Dating dna review
But it's that fantastic display that will be the thorn in early adopters' sides for a little while, we're afraid; it seems that some games don't play well with the higher resolution.
To offer an example or two, displayed a black screen instead of a racetrack -- even though all of the controls, car positions and damage notifications showed up without a problem (shown below).
On the contrary, we've been eyeballing this handset with eager anticipation ever since it first launched in Japan as the J Butterfly; much like its counterpart from the Land of the Rising Sun, the DNA boasts a jaw-dropping 5-inch, 1080p display.

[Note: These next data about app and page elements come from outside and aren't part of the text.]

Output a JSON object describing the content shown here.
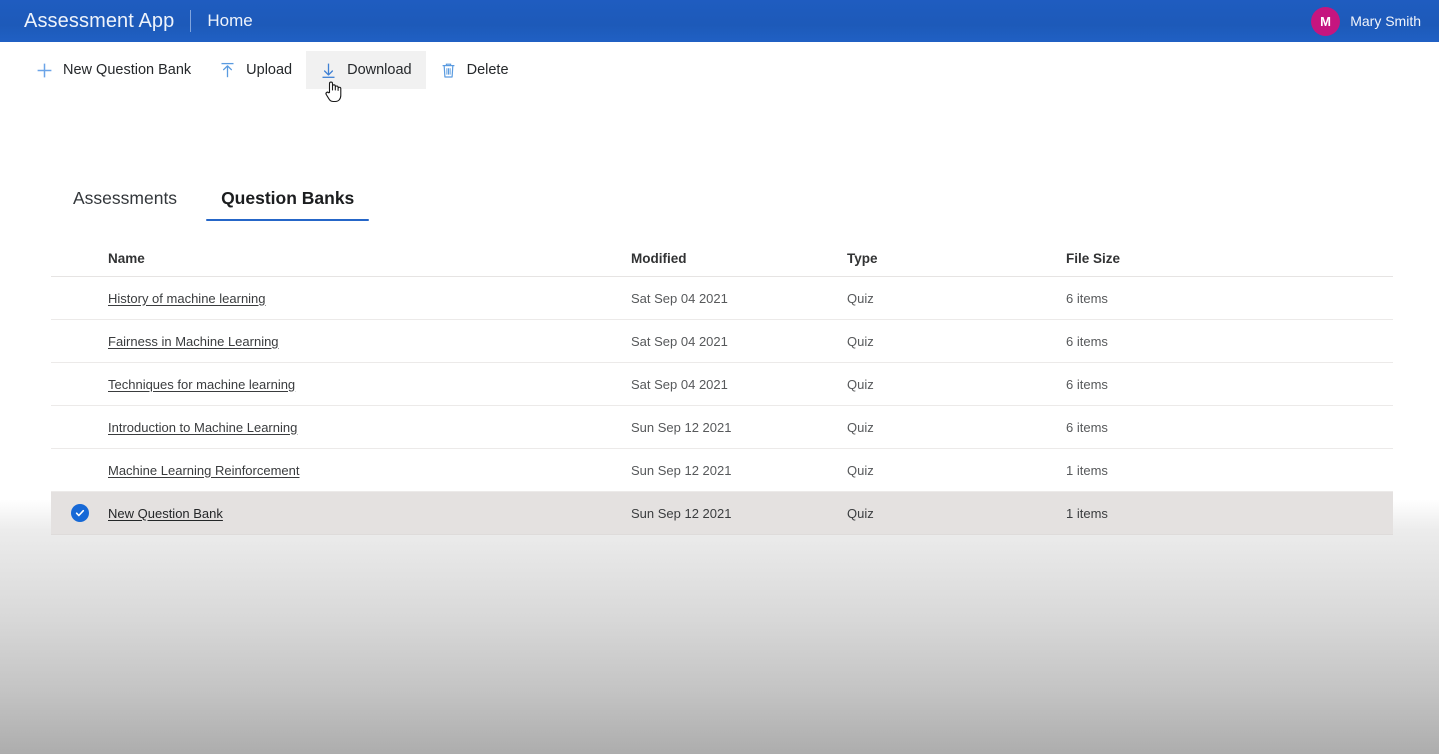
{
  "header": {
    "app_title": "Assessment App",
    "section": "Home",
    "user": {
      "initial": "M",
      "name": "Mary Smith",
      "avatar_color": "#c5157f"
    },
    "bar_color": "#1f5cc0"
  },
  "toolbar": {
    "items": [
      {
        "label": "New Question Bank",
        "icon": "plus-icon",
        "hover": false
      },
      {
        "label": "Upload",
        "icon": "upload-icon",
        "hover": false
      },
      {
        "label": "Download",
        "icon": "download-icon",
        "hover": true
      },
      {
        "label": "Delete",
        "icon": "trash-icon",
        "hover": false
      }
    ]
  },
  "tabs": [
    {
      "label": "Assessments",
      "active": false
    },
    {
      "label": "Question Banks",
      "active": true
    }
  ],
  "table": {
    "columns": [
      "Name",
      "Modified",
      "Type",
      "File Size"
    ],
    "rows": [
      {
        "name": "History of machine learning",
        "modified": "Sat Sep 04 2021",
        "type": "Quiz",
        "size": "6 items",
        "selected": false
      },
      {
        "name": "Fairness in Machine Learning",
        "modified": "Sat Sep 04 2021",
        "type": "Quiz",
        "size": "6 items",
        "selected": false
      },
      {
        "name": "Techniques for machine learning",
        "modified": "Sat Sep 04 2021",
        "type": "Quiz",
        "size": "6 items",
        "selected": false
      },
      {
        "name": "Introduction to Machine Learning",
        "modified": "Sun Sep 12 2021",
        "type": "Quiz",
        "size": "6 items",
        "selected": false
      },
      {
        "name": "Machine Learning Reinforcement",
        "modified": "Sun Sep 12 2021",
        "type": "Quiz",
        "size": "1 items",
        "selected": false
      },
      {
        "name": "New Question Bank",
        "modified": "Sun Sep 12 2021",
        "type": "Quiz",
        "size": "1 items",
        "selected": true
      }
    ]
  },
  "colors": {
    "accent_blue": "#2566c8",
    "icon_blue": "#4a90e2",
    "selected_row": "#e4e1e0",
    "check_blue": "#1668d6"
  }
}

The Droid DNA -- the latest addition to Verizon's Droid series -- may not contain any actual nucleotides (that we know of), but that doesn't make this HTC-made superphone any less of a powerhouse.
This isn't anything new, as Big Red has been giving most of its smartphone lineup the ability to access global GSM for international roaming, but the difference this time is that the DNA's GSM and HSPA radios are unlocked (just like Verizon's i Phone 5).
You read that right: we stuck our AT&T micro-SIM card in, plugged in the proper APN settings and voila! You can do the same with T-Mobile, although you're pretty much restricted to EDGE (unless you just happen to be in one of the few cities that offers 3G in the 1900MHz range so far).
With Beats turned on, the DNA cranks out more than enough bass for our liking, but the sound is still quite loud with the feature off, if you're not into that kind of thing.
We were quite surprised at how smooth and fluid the resulting footage came out; we didn't experience much choppiness when it came to filming moving objects.
Indeed, that's a future we could all definitely live with, but let's not get too ahead of ourselves; we've got a phone to review, after all. Will its size be a selling point or a major distraction?